The Guardian has an article titled Female trouble: how can the Oscars fix the scandal of all-male director lists? My suggestion: by rewarding the films that people actually like.
Presenting the Golden Globe award for best director, Natalie Portman raised an uncomfortable laugh, and an important point. Very few women are ever nominated for this category in major film awards ceremonies; fewer still win. But why is that?
An argument made by many on social media was that there simply aren’t enough female directors to choose from. That’s part of the problem: studios are still hugely reluctant to hire a woman to helm a major movie with the kind of marketing and campaign budget that gets the attention of ceremonies such as the Globes and the Baftas, who also failed to nominate a single woman in its director category this year. Women accounted for just 11% of directors of the 250 top-grossing films of 2017, according to the latest report by San Diego State University’s Centre for the Study of Women in Television and Film.
Seems like a sound argument. If 9 out of 10 films are directed by men, then it stands to reason that there won’t be many women in the running.
“The numbers haven’t changed significantly for the last two decades because at the highest levels of the business, people do not hire women to direct movies,” says Melissa Silverstein, founder/publisher of Women and Hollywood. “Studies have shown that when people in the industry think about a director, they picture a white male with greying hair – basically Steven Spielberg. That’s the default because that is what people have seen.”
Or could it be that they are looking for a director with the best record of delivering a film that will make money?
And it may be what voters are seeing, too. Greta Gerwig’s film Lady Bird picked up the Golden Globe for best motion picture (musical or comedy) as well as best actress (musical or comedy) for Saoirse Ronan. But who won the all-male best director category? Guillermo del Toro, for The Shape of Water. “A film like Lady Bird can have an almost perfect critical response, yet not get nominations,” laments Silverstein.
Lady Bird was only the 66th biggest film at the box office. Shape of Water was the 85th. Why are either of these films up for best picture or best director? What makes them better than Star Wars: The Last Jedi, which was number one at the box office, or Wonder Woman, which was directed by a woman and was number three?
Silverstein says steps have been put in place that may help redress the imbalance. “Over the last two years, the Academy have completely remade the directing branch and have added many more women directors from all across the world. This will give women directors a fighting chance, one they really didn’t have previously when the branch was pretty much all men.”

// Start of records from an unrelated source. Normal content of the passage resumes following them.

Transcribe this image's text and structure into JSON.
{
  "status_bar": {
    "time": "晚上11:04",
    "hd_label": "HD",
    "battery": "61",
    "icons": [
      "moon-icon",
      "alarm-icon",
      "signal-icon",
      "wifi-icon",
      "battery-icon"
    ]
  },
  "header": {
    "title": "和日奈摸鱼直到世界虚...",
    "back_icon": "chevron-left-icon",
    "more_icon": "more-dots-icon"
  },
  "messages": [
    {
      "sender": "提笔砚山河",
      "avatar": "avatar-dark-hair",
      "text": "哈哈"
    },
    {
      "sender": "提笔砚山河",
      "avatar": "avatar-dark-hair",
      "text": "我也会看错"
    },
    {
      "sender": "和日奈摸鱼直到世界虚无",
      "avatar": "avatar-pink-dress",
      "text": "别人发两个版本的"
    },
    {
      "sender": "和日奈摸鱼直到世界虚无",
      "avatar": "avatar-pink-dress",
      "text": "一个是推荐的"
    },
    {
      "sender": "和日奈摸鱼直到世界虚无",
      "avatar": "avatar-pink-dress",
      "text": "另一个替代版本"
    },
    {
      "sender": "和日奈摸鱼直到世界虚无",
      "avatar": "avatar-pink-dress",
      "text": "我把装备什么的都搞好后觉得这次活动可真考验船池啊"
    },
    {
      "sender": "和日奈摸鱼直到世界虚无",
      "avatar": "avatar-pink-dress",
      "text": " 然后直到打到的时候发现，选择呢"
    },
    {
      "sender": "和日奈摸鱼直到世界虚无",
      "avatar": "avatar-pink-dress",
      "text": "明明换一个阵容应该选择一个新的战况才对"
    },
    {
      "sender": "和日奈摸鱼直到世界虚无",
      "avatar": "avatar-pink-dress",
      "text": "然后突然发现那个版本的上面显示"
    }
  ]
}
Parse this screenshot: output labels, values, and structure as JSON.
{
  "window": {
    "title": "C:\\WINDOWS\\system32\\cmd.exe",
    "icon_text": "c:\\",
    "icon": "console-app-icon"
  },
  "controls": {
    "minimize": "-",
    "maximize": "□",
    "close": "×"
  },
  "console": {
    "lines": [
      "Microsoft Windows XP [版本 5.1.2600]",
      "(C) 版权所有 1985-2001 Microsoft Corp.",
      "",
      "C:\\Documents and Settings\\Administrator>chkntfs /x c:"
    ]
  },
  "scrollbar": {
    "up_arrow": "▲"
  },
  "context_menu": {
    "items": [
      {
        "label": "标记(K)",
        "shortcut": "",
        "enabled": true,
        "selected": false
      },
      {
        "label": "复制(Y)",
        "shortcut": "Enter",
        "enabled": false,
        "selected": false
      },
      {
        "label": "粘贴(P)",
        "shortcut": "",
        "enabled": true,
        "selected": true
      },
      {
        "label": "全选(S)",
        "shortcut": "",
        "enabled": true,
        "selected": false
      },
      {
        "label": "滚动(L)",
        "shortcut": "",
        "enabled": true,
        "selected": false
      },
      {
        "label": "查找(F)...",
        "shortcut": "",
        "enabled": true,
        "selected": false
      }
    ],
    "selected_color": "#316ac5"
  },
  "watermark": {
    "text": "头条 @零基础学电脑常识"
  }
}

Out of the top 10 movies at the box office, Wonder Woman is the only one directed by a woman. Does the academy have any influence over who studios hire to make their films? If not, it’s hard to see how they can have much of an effect.
Other less high-profile awards ceremonies have also offered hope: Gerwig has already won best director at numerous critics’ awards, while Dee Rees, the director of the racially charged Mudbound, has also been honoured, though less resoundingly than pundits predicted.
Mudbound? Never heard of it; it’s not in the top 100 films of last year.
Other awards are finding different ways to honour female film-makers. The Los Angeles Online Film Critics Society recently decided to split the best director award into male and female categories, but segregation can’t really be the answer. While it may have been done with the best of intentions – to give credit to talented women – might it not seem a little patronising to put them in a different category, as if they can’t compete with the big boys? Surely the way to show the industry that great directors can be any gender is to nominate them alongside each other.
I agree that having a “best female director” category is patronizing. Unlike sports, the ability to direct film should not be categorically different due to sexual dimorphism.
What we need is an industry that welcomes all applicants for crew positions, whether they’re in sound, editing, cinematography or directing; and whatever their gender, race or sexuality.
And decides on who to hire based on their merit.
The Time’s Up campaign is raising awareness of the imbalance of power in every industry, and let’s hope film is making up for lost time by leading the way. Says Silverstein, “As a culture we need to shift away from our stories being about white men and by white men. That is how more women will receive the deserved honours.” Let’s hope the Academy takes note.
If you make good films, the audience will respond. Patty Jenkins shows that people don’t care whether stories are directed by white men. The top three films of last year are all led by actresses, showing that people don’t car if stories are about white men. Maybe the awards shows are the problem.
Top 10 Movies of 2017 and Their Directors